A Glimpse of Mercury  Mercury, the innermost planet, orbits the Sun every eighty-eight days and never strays more than 70 million km (43 million mi) from it. From our perspective, Mercury is always near the Sun, and often too close for viewing. Several times each year, however, Mercury appears at one of its extreme separations, or elongations, from the Sun, and spotting it with the naked eye becomes somewhat less of a challenge. This week Mercury reaches its greatest eastern elongation, a separation of 21° from the Sun, and is visible low in the western sky at sunset, about 20° below brighter Venus. Catching a glimpse of elusive Mercury is worth the effort, but if you don’t see it you can enjoy this even closer view of Tansen, a 27 km-wide (17 mi) crater on Mercury imaged by MESSENGER in 2013.

Image credit: NASA/Johns Hopkins University Applied Physics Laboratory / Carnegie Institution of Washington

Weekly Calendar

May 4-10, 2015

Holidays - Sky Events - Space History


Monday 4

1967: Lunar Orbiter IV launched
1989: STS-30 Atlantis launched, releases Magellan spacecraft
2002: Aqua satellite launched

Tuesday 5

Cinco de Mayo

Saturn 2° south of Moon
Eta Aquarid meteor shower

1961: Freedom 7 suborbital flight; Alan Shepard is first American in space

Wednesday 6

Eta Aquarid meteor shower

1968: Neil Armstrong ejects safely from Lunar Landing Research Vehicle before it crashes
1975: NASA announces that Canada will build the Shuttle robot arm

Thursday 7

Mercury at greatest elongation (21° E)

1992: STS-49 Endeavour launched

Friday 8

Saturday 9

2003: Hayabusa launched, first mission to retrieve a sample from an asteroid

Sunday 10

Mother's Day

1967: M2-F2 lifting body crash-lands; footage later becomes opening scene of “The Six Million Dollar Man”

Suggestions for new history dates or better links?
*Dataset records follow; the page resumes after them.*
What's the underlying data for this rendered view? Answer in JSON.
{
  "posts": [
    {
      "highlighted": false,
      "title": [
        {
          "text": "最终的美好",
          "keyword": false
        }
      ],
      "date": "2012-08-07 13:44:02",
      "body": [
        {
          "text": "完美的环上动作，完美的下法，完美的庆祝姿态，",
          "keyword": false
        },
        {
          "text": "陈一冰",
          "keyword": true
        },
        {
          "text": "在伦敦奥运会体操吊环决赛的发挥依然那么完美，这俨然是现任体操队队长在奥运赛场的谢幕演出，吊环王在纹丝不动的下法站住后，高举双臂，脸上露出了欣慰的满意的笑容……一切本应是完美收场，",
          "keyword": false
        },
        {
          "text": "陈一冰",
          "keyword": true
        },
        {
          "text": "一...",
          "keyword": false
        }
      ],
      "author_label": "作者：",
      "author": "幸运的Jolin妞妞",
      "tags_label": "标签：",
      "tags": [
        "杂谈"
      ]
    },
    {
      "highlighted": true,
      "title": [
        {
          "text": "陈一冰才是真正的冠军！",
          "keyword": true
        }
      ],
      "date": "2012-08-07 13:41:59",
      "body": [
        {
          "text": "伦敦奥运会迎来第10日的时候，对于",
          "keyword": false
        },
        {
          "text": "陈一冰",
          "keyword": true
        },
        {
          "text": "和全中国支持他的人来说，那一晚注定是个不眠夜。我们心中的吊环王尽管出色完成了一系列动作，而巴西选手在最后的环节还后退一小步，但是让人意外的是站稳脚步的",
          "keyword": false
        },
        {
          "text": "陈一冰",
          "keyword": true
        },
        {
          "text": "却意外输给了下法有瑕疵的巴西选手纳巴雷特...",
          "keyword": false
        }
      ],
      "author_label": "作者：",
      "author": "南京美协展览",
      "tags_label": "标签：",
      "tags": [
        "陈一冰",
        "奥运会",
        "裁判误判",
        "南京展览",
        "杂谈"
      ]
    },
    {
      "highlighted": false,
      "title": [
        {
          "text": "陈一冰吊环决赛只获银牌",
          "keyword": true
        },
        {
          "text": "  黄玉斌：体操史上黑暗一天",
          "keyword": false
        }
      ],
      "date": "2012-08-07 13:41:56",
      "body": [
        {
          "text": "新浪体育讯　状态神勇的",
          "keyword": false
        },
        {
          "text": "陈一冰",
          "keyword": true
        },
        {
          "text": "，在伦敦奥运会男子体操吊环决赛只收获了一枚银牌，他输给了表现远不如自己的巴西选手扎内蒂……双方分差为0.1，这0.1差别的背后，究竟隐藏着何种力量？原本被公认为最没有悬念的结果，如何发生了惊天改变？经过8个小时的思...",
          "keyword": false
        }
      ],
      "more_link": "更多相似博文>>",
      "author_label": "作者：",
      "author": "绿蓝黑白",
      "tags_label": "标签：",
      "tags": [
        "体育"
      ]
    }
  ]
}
Corrections for errors on this page? Please e-mail me.